What you have to do:
Each line containing the string "selection" should be copied out of the entries.
= = = =
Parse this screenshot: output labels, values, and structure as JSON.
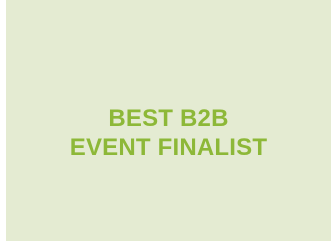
{
  "card": {
    "background": "#e4ebd2",
    "text_color": "#8db838",
    "line1": "BEST B2B",
    "line2": "EVENT FINALIST"
  }
}
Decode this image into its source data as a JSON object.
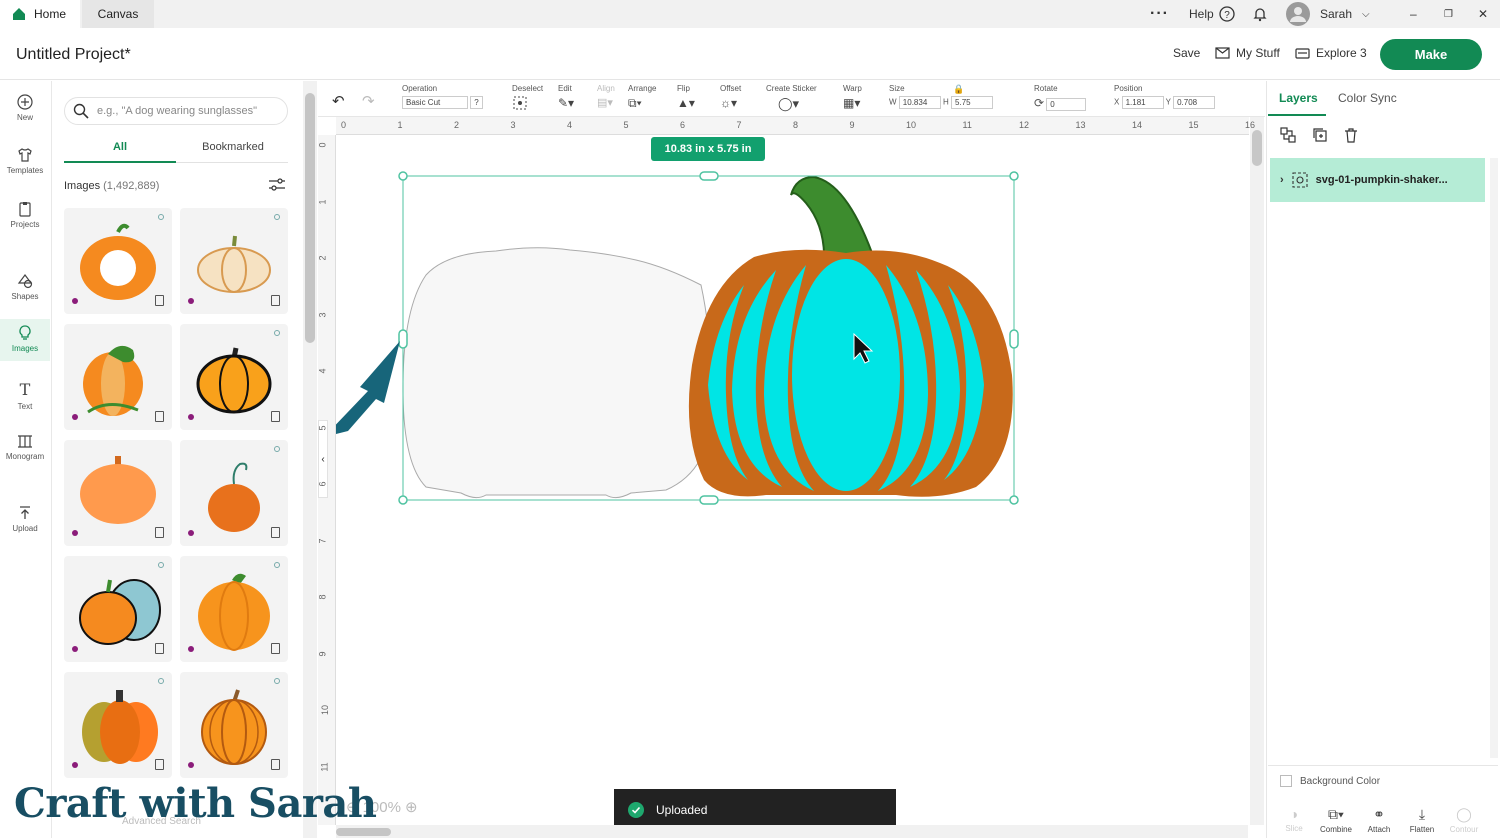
{
  "window": {
    "tabs": [
      {
        "label": "Home"
      },
      {
        "label": "Canvas"
      }
    ],
    "help_label": "Help",
    "user_name": "Sarah"
  },
  "header": {
    "project_title": "Untitled Project*",
    "save_label": "Save",
    "my_stuff_label": "My Stuff",
    "machine_label": "Explore 3",
    "make_label": "Make"
  },
  "rail": {
    "items": [
      {
        "label": "New",
        "icon": "plus-circle-icon"
      },
      {
        "label": "Templates",
        "icon": "shirt-icon"
      },
      {
        "label": "Projects",
        "icon": "clipboard-icon"
      },
      {
        "label": "Shapes",
        "icon": "shapes-icon"
      },
      {
        "label": "Images",
        "icon": "lightbulb-icon"
      },
      {
        "label": "Text",
        "icon": "text-icon"
      },
      {
        "label": "Monogram",
        "icon": "monogram-icon"
      },
      {
        "label": "Upload",
        "icon": "upload-icon"
      }
    ]
  },
  "images_panel": {
    "search_placeholder": "e.g., \"A dog wearing sunglasses\"",
    "tabs": [
      {
        "label": "All"
      },
      {
        "label": "Bookmarked"
      }
    ],
    "images_label": "Images",
    "images_count": "(1,492,889)",
    "advanced_label": "Advanced Search"
  },
  "toolbar": {
    "operation_label": "Operation",
    "operation_value": "Basic Cut",
    "deselect_label": "Deselect",
    "edit_label": "Edit",
    "align_label": "Align",
    "arrange_label": "Arrange",
    "flip_label": "Flip",
    "offset_label": "Offset",
    "create_sticker_label": "Create Sticker",
    "warp_label": "Warp",
    "size_label": "Size",
    "w_label": "W",
    "w_value": "10.834",
    "h_label": "H",
    "h_value": "5.75",
    "rotate_label": "Rotate",
    "rotate_value": "0",
    "position_label": "Position",
    "x_label": "X",
    "x_value": "1.181",
    "y_label": "Y",
    "y_value": "0.708"
  },
  "canvas": {
    "ruler_h": [
      "0",
      "1",
      "2",
      "3",
      "4",
      "5",
      "6",
      "7",
      "8",
      "9",
      "10",
      "11",
      "12",
      "13",
      "14",
      "15",
      "16"
    ],
    "ruler_v": [
      "0",
      "1",
      "2",
      "3",
      "4",
      "5",
      "6",
      "7",
      "8",
      "9",
      "10",
      "11"
    ],
    "size_badge": "10.83  in x 5.75  in",
    "zoom_label": "100%",
    "toast_label": "Uploaded",
    "colors": {
      "teal": "#00e5e5",
      "orange": "#c8691a",
      "stem": "#3d8c2e",
      "selection": "#4fc3a1"
    }
  },
  "right_panel": {
    "tabs": [
      {
        "label": "Layers"
      },
      {
        "label": "Color Sync"
      }
    ],
    "layer_name": "svg-01-pumpkin-shaker...",
    "background_color_label": "Background Color",
    "bottom_actions": [
      {
        "label": "Slice"
      },
      {
        "label": "Combine"
      },
      {
        "label": "Attach"
      },
      {
        "label": "Flatten"
      },
      {
        "label": "Contour"
      }
    ]
  },
  "watermark": "Craft with Sarah"
}
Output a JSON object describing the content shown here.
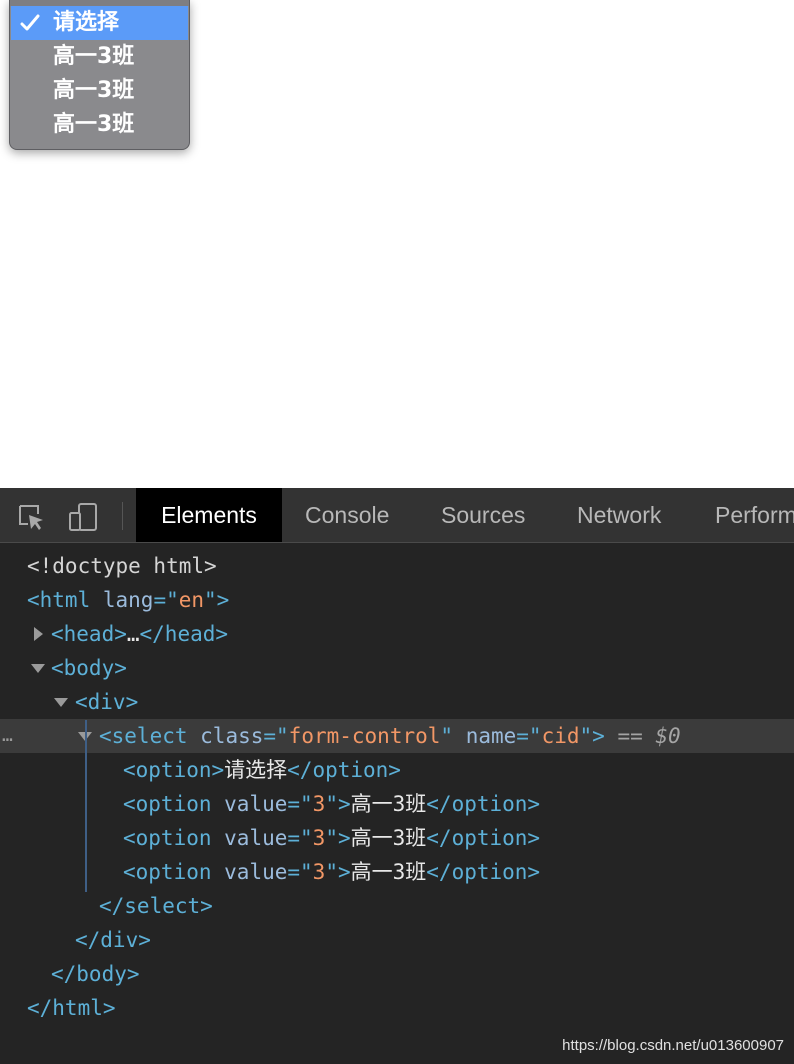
{
  "dropdown": {
    "options": [
      {
        "label": "请选择",
        "selected": true
      },
      {
        "label": "高一3班",
        "selected": false
      },
      {
        "label": "高一3班",
        "selected": false
      },
      {
        "label": "高一3班",
        "selected": false
      }
    ],
    "check_icon": "checkmark-icon"
  },
  "devtools": {
    "toolbar": {
      "icons": [
        "inspect-element-icon",
        "device-toggle-icon"
      ],
      "tabs": [
        "Elements",
        "Console",
        "Sources",
        "Network",
        "Perform"
      ],
      "active_tab": "Elements"
    },
    "tree": {
      "doctype": "<!doctype html>",
      "html_open": "<html ",
      "html_attr": "lang",
      "html_lang": "en",
      "head_open": "<head>",
      "head_ellipsis": "…",
      "head_close": "</head>",
      "body_open": "<body>",
      "div_open": "<div>",
      "select_open": "<select ",
      "select_class_attr": "class",
      "select_class_val": "form-control",
      "select_name_attr": "name",
      "select_name_val": "cid",
      "selected_marker": "== ",
      "selected_var": "$0",
      "options": [
        {
          "open": "<option>",
          "attr": "",
          "value": "",
          "text": "请选择",
          "close": "</option>"
        },
        {
          "open": "<option ",
          "attr": "value",
          "value": "3",
          "text": "高一3班",
          "close": "</option>"
        },
        {
          "open": "<option ",
          "attr": "value",
          "value": "3",
          "text": "高一3班",
          "close": "</option>"
        },
        {
          "open": "<option ",
          "attr": "value",
          "value": "3",
          "text": "高一3班",
          "close": "</option>"
        }
      ],
      "select_close": "</select>",
      "div_close": "</div>",
      "body_close": "</body>",
      "html_close": "</html>",
      "dots": "…"
    },
    "watermark": "https://blog.csdn.net/u013600907"
  },
  "colors": {
    "selection": "#5b9bf8",
    "tag": "#5db0d7",
    "attr_value": "#f29766"
  }
}
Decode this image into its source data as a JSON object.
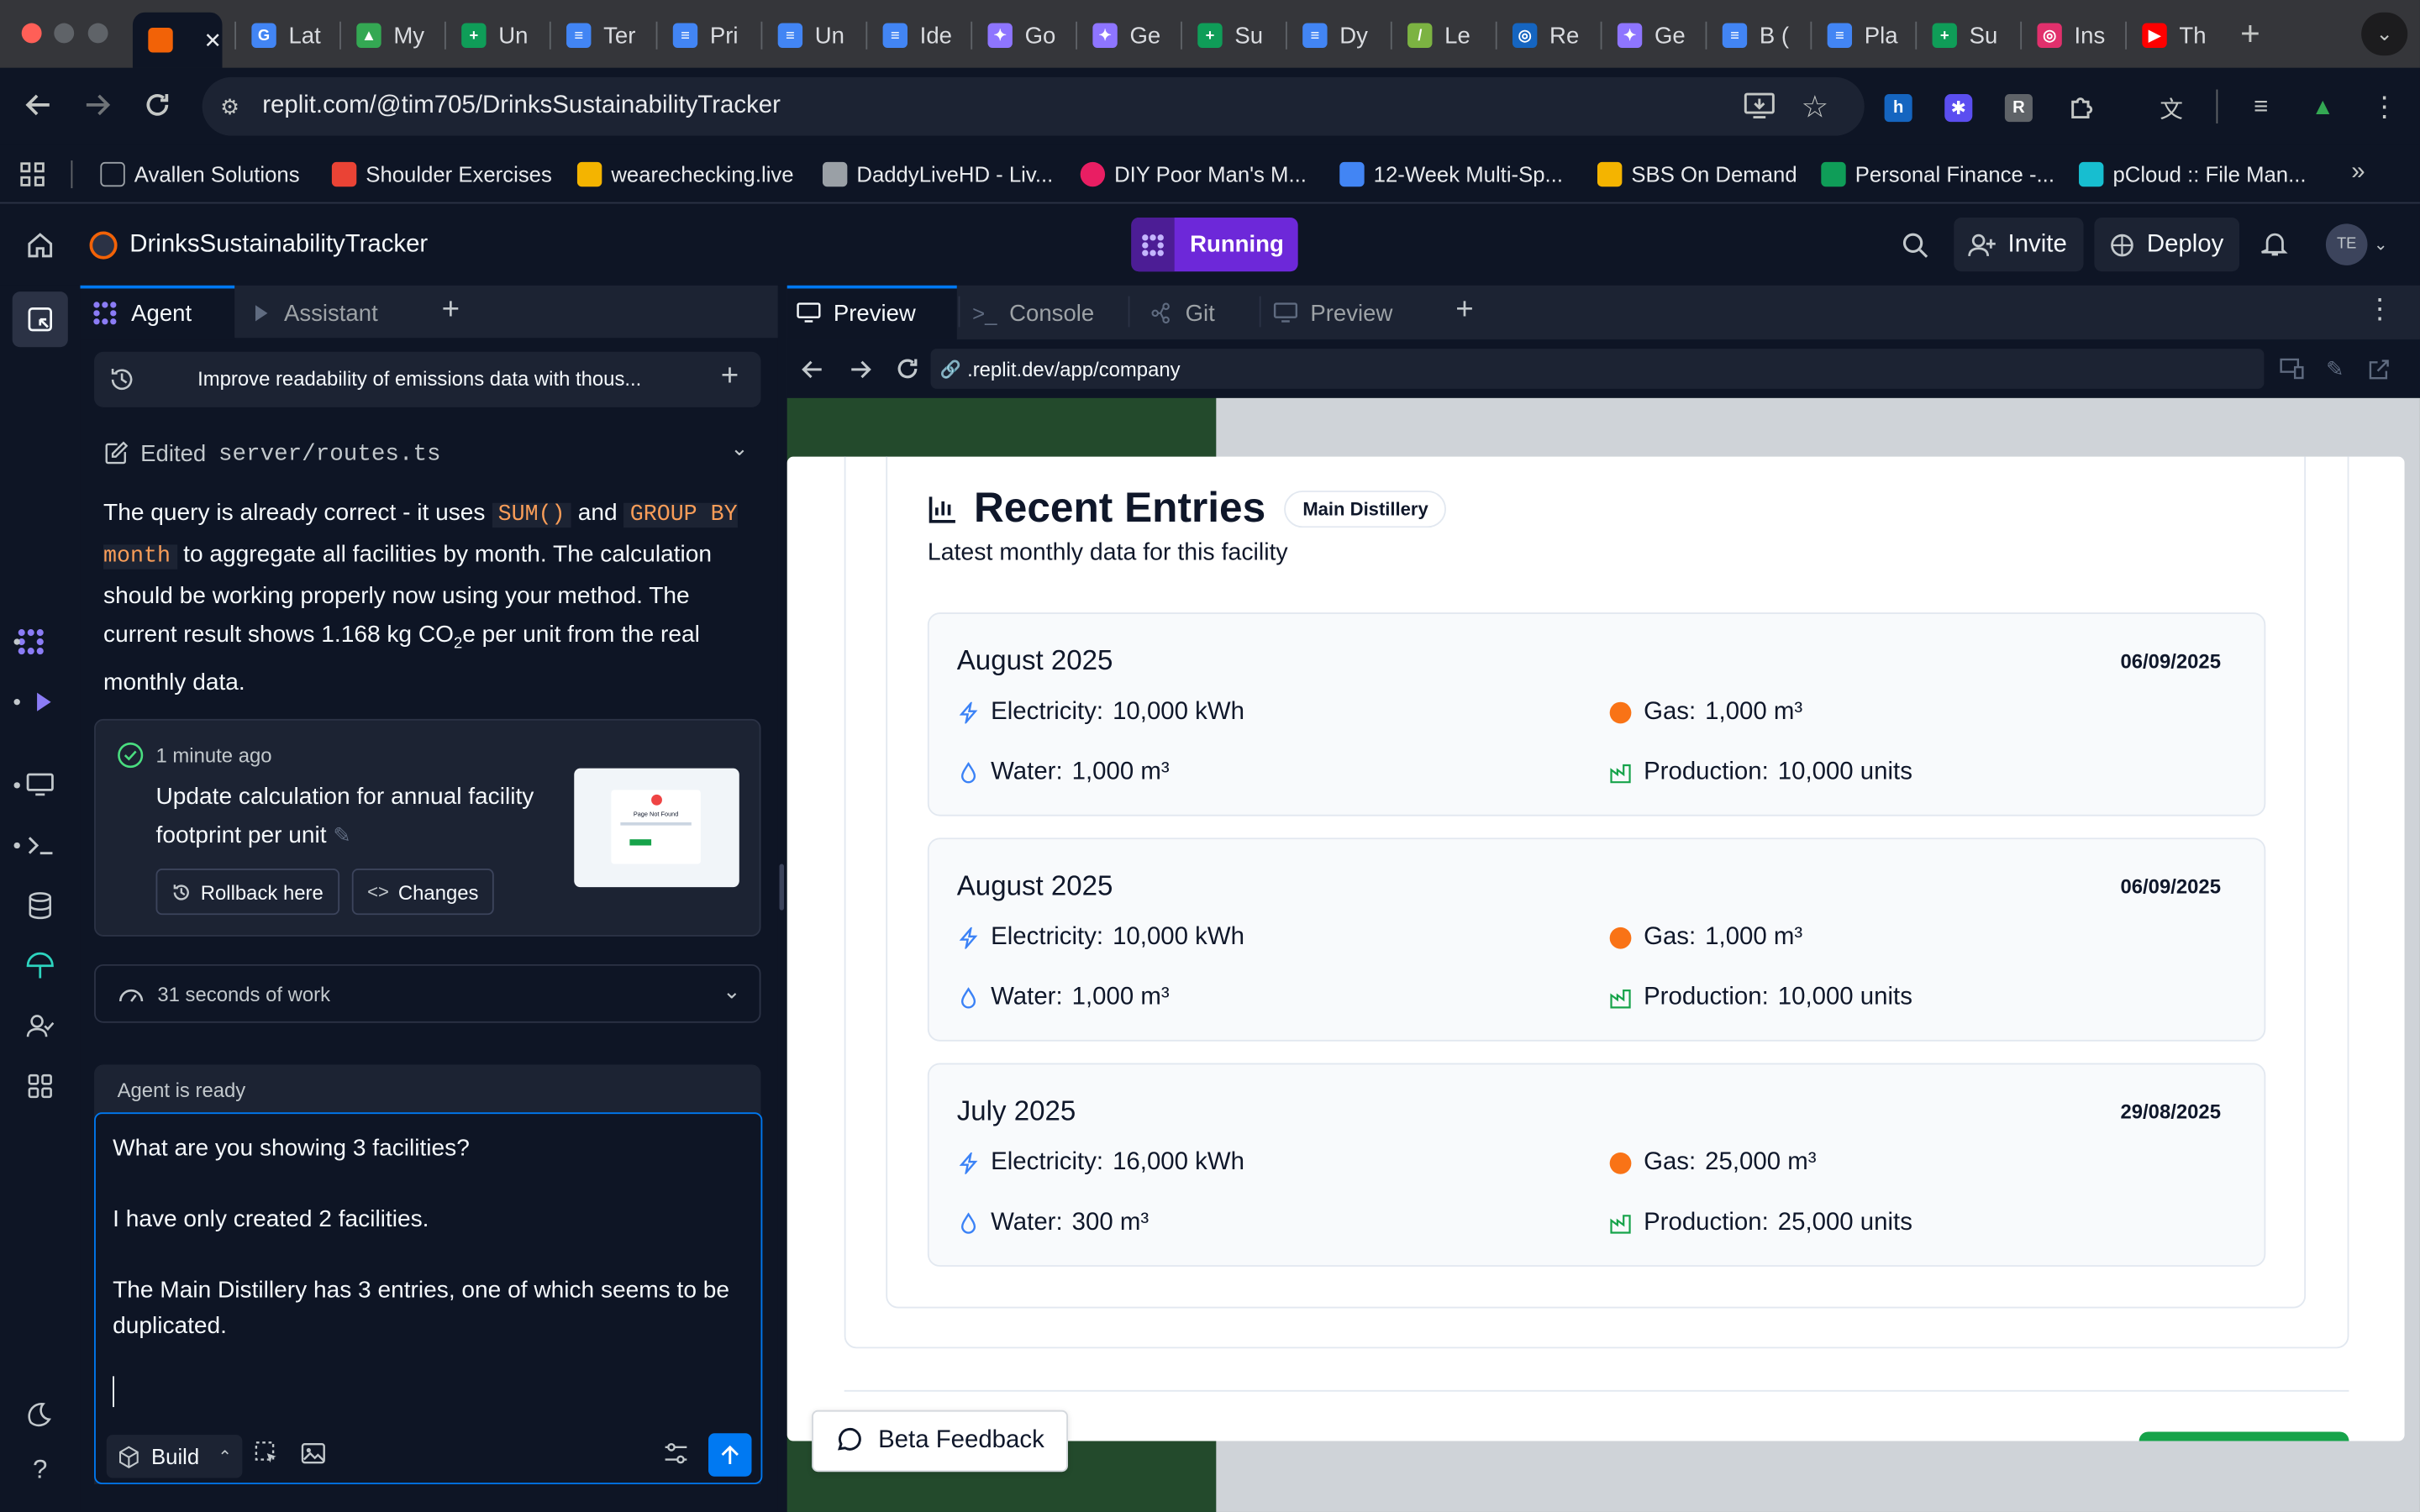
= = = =
Answer to this exercise:
      "selection": "#4fc3a1"
    "selection": "#5b9bf8",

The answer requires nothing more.